Friday, May 6, 2011

Refraining from “I Told You So”

At two months of age, our infant daughter had already outgrown all of her newborn clothes. Being born at nearly ten pounds will do that.

So Jeff and I agreed on the amount we could spend on new baby clothes.

Armed with stroller and wallet, I entered the mall. I planned to visit a few fun stores before heading to Target. And by “fun” I mean “high-end.”

Oh my. The stuff available for baby girls makes grown women croon. This one store in particular specialized in coordinated ensembles – the socks, shoes, headbands, bibs, and receiving blankets all perfectly matched the designated outfit. By the time I bought every matching accessory, I had spent the entire amount allotted from our budget.

Guilt plagued me all the way home. I could have purchased ten separate outfits from Target for the price of this one charming set.

Knowing that I would never be able to convince my ever-so-frugal-accountant-of-a-husband of the necessity of such a purchase, I began to rationalize my actions and prepare my defense.

Honey, we’re having baby pictures taken next week, so I got this whole get up so Brynn would have something special to wear in the photos. Just imagine how cute the pictures will be with these matching hair bows and socks!

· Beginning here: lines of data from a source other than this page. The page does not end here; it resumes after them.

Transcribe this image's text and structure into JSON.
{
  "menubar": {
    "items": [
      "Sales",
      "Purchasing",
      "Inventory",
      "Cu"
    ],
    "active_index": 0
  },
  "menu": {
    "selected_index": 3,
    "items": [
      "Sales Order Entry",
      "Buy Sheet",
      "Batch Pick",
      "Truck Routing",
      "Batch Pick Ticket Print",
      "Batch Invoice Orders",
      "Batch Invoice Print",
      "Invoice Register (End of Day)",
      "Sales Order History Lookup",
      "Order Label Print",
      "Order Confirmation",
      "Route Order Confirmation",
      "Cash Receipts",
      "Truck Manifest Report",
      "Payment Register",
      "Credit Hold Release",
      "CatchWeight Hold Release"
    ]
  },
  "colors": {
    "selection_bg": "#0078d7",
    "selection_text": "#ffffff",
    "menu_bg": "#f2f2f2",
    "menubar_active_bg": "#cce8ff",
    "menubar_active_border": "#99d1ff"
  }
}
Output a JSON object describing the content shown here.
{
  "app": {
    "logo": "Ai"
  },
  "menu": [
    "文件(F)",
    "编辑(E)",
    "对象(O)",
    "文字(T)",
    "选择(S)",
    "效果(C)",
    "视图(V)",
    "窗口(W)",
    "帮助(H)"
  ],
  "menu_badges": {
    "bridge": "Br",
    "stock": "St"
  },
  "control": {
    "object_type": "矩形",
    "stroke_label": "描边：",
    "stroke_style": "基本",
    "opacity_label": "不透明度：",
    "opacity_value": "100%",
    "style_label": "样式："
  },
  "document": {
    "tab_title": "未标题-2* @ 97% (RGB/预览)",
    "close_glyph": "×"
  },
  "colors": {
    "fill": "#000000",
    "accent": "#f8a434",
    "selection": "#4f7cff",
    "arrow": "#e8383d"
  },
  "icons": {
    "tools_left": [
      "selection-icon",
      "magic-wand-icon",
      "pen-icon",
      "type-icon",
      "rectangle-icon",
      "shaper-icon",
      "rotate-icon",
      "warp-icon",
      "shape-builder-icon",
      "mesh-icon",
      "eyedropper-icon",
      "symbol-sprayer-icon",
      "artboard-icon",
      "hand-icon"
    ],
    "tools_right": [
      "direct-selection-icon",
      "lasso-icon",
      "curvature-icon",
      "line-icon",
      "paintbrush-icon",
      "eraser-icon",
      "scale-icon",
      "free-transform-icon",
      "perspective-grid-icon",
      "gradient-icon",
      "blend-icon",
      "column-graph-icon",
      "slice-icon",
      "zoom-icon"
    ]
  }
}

Plus, we’re going to that barbeque this weekend, and we’ll be seeing friends who haven’t met our little girl yet. Brynn can wear this outfit when our friends see her for the first time!

“Uh-huh,” was all he could say.

On the day of the big barbeque, I dressed Brynn in her fancy duds. Pure delight filled me. Then, while still in the car, our sweet cherub filled her diaper. She filled it so full, in fact, that it overflowed. Mustard-colored poop pushed its way up her back and squeezed down both of her legs. For some reason, it wouldn’t stop either. The stuff kept coming, and I couldn’t contain it.

As soon as we arrived at the barbeque, I rushed towards the bathroom with Brynn, hoping nothing dropped on the way. The clean-up job required an entire box of wipes.

A total and complete disaster.

Thirty minutes later, Jeff knocked on the bathroom door. “Are you guys okay in there?”

With faucet running, I managed to say, “Yeah, we’re fine. Go back to the party.”

Through the door, he whispered, “I know what you’re trying to do. And you don’t have to. Just put the clothes in a plastic bag and join the party.”

Devastated, I opened the door. Jeff found the once-beautiful outfit soaking in the sink. No detergent on earth could act as a magic cure.

Utterly ruined.

If ever there was a time to say, “I told you so,” it was at this moment.

Instead, he picked Brynn up, kissed my forehead and never brought it up again.

Needless to say, I never shopped at that store again either. It wasn’t worth it. Not with our budget. And if a circumstance happens to arise when I feel the urge to tell him, “I told you so,” I remember that day.



Kelly Combs said...

Great post DJ. I wanted to buy the sleigh bed crib for thousands of dollars, and my "mean" husband told me "no." We got a modest, yet nice, crib. And when my daugher moved to the toddler bed and the crib was stored in the attic, I realized how silly it would have been to spend that money on something we used 2 years. Instead we could invest in a nice bedroom suit for her to use from youth - college.

Thank goodness for husbands with grace.

Warren Baldwin said...

You do a good job of turning a great story into a greater lesson.

Marsha Young said...

An eye-popping story; and I cannot believe that in all the years since then, I have never heard it - from either of you! :)

Good job!

Beth.. One Blessed Nana said...

as a mother to 3 girls (now all grown) i feel your pain here! i am tempted to do the same for my 2 granddaughters and have to remind myself that they will outgrow it quicker than i can pay for it!

love this story DJ - several great lessons in it.

D.J. Hughes said...

Kelly, thanks for sharing your story about the sleigh bed. I can so relate!

Warren, thank you. I learn so much from reflecting on experiences.

Marsha, yep, I haven't told that story to many - until now anyway. :)

Beth, thanks. God bless you as you help influence your beautiful grandchildren in Godly ways.

Sonya Lee Thompson said...


I love this post. Thank you for your transparency. We can all learn from this lesson.